## WHAT TO PRODUCE
If a line in the data holds "icon", copy that line out in full.

## RECORD EXCERPTS
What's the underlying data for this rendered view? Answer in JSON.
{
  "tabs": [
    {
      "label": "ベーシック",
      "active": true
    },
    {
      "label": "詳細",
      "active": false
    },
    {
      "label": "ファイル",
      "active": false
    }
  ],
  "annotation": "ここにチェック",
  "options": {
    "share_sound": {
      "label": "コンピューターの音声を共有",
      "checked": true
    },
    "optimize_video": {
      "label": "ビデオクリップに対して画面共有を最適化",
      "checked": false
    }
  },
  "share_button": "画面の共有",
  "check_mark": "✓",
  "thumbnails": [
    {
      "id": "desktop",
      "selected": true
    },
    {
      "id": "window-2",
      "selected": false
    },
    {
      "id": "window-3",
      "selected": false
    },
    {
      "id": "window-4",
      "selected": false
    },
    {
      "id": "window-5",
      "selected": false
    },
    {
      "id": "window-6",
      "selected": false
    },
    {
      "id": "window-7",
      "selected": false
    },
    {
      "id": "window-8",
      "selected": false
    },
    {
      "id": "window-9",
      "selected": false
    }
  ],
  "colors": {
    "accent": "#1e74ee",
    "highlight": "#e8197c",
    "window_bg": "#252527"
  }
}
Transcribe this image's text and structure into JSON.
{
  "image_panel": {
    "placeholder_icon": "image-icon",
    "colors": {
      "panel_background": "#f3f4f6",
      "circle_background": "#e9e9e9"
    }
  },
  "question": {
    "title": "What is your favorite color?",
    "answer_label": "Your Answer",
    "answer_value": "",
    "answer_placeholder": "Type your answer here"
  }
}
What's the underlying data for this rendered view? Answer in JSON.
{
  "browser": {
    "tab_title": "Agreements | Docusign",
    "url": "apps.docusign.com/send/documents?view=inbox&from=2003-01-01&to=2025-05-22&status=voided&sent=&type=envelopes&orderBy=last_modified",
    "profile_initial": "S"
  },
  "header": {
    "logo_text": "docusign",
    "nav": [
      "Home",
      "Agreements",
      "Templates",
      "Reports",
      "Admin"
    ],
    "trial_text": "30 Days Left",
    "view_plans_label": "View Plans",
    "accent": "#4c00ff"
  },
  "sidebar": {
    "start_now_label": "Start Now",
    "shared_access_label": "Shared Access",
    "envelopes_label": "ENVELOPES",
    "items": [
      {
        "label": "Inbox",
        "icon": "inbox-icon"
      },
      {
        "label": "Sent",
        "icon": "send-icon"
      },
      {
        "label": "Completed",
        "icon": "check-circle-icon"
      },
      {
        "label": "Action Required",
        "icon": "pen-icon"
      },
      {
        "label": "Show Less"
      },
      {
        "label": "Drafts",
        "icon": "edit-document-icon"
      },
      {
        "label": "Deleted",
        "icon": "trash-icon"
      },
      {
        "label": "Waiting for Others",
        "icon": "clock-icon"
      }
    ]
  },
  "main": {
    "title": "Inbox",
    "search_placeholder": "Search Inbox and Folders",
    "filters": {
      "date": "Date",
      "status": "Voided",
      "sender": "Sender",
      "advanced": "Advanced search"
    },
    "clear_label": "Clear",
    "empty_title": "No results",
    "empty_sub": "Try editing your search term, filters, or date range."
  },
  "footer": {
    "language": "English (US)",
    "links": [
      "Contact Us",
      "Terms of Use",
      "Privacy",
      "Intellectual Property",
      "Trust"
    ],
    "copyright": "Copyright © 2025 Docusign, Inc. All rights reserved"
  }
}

## EXERCISE RESULT
    "placeholder_icon": "image-icon",
        "icon": "inbox-icon"
        "icon": "send-icon"
        "icon": "check-circle-icon"
        "icon": "pen-icon"
        "icon": "edit-document-icon"
        "icon": "trash-icon"
        "icon": "clock-icon"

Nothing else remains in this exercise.